▶ _Instructions to follow_
Read through the entries below and copy each line where "false" turns up.

━━━━━ Data to process

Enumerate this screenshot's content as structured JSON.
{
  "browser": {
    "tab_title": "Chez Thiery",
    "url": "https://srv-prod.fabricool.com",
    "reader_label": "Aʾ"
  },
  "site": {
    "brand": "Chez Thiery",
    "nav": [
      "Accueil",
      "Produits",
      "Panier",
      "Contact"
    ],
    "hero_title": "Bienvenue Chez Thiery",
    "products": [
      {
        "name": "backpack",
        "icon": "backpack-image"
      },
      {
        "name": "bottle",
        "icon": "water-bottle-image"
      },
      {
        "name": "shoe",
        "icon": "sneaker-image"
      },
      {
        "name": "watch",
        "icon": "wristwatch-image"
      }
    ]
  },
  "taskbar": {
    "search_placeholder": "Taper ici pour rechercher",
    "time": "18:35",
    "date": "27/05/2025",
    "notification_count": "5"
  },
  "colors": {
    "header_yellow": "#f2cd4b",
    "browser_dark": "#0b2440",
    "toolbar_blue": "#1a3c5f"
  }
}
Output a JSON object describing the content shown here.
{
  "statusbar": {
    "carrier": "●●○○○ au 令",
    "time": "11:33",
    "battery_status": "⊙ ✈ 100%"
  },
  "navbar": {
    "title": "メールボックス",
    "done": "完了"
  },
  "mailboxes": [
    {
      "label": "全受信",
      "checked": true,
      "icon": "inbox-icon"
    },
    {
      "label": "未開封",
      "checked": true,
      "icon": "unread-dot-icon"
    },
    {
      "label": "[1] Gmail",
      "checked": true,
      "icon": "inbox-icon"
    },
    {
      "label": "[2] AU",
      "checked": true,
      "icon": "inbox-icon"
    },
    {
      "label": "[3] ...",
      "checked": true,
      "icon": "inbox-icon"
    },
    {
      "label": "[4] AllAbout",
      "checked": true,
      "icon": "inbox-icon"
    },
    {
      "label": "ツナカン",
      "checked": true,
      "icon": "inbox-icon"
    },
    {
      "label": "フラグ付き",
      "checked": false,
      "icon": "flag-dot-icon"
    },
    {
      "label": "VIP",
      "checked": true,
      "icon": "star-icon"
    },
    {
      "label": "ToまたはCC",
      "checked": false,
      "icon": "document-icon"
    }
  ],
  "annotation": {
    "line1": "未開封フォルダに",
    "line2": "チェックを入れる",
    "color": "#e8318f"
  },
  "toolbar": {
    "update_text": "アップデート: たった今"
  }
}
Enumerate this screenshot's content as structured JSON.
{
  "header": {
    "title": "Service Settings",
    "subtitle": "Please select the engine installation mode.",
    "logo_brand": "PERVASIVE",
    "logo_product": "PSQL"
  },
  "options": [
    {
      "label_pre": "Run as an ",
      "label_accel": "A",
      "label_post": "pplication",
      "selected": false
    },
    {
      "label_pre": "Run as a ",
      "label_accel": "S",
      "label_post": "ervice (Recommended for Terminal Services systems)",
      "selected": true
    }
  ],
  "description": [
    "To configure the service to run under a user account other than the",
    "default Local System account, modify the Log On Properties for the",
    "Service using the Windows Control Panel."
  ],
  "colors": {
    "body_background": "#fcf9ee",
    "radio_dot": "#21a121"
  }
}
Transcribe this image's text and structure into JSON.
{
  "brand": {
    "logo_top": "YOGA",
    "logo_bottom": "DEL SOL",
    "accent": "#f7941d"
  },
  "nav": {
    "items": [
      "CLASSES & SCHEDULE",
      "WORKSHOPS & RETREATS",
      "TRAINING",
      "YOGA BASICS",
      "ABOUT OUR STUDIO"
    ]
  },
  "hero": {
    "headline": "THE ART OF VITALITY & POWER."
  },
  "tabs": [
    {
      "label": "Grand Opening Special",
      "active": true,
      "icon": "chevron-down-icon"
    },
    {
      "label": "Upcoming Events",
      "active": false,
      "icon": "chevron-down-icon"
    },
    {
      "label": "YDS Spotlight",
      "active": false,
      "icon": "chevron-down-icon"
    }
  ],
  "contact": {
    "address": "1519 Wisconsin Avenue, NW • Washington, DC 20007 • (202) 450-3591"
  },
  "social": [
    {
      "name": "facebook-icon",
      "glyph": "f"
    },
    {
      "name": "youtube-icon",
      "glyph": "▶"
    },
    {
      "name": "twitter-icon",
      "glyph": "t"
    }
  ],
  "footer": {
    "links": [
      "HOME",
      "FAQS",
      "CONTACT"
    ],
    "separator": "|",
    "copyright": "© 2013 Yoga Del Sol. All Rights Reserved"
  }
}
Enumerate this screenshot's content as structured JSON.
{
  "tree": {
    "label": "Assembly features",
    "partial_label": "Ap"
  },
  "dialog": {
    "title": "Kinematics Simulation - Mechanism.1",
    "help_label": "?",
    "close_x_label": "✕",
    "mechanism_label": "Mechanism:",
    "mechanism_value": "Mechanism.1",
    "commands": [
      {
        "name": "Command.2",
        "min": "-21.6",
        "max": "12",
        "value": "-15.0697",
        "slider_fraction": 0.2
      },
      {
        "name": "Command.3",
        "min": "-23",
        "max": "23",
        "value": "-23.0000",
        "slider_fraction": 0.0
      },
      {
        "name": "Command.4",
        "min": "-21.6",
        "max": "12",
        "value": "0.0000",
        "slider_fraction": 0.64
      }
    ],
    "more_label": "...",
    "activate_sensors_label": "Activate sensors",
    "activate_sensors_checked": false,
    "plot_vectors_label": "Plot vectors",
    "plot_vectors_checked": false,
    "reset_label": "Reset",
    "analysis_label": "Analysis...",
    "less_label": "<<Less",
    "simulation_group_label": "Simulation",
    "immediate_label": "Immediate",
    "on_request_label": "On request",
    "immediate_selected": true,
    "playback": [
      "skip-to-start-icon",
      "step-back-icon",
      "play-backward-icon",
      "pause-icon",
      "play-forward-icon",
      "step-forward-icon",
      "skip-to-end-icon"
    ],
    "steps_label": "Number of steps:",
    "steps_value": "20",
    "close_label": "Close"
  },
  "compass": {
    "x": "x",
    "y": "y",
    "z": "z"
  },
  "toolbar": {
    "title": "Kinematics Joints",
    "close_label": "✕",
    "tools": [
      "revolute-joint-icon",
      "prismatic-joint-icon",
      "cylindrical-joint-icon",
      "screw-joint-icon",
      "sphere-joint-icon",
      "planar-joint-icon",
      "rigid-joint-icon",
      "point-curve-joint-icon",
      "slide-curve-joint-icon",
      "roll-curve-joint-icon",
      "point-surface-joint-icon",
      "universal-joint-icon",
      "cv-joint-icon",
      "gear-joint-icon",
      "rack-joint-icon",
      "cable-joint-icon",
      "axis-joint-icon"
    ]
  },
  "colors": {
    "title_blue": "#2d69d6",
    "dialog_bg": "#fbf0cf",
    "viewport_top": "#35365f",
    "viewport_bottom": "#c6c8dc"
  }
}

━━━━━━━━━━

▶ _Exercise solution_
      "checked": false,
      "checked": false,
      "selected": false
      "active": false,
      "active": false,
    "activate_sensors_checked": false,
    "plot_vectors_checked": false,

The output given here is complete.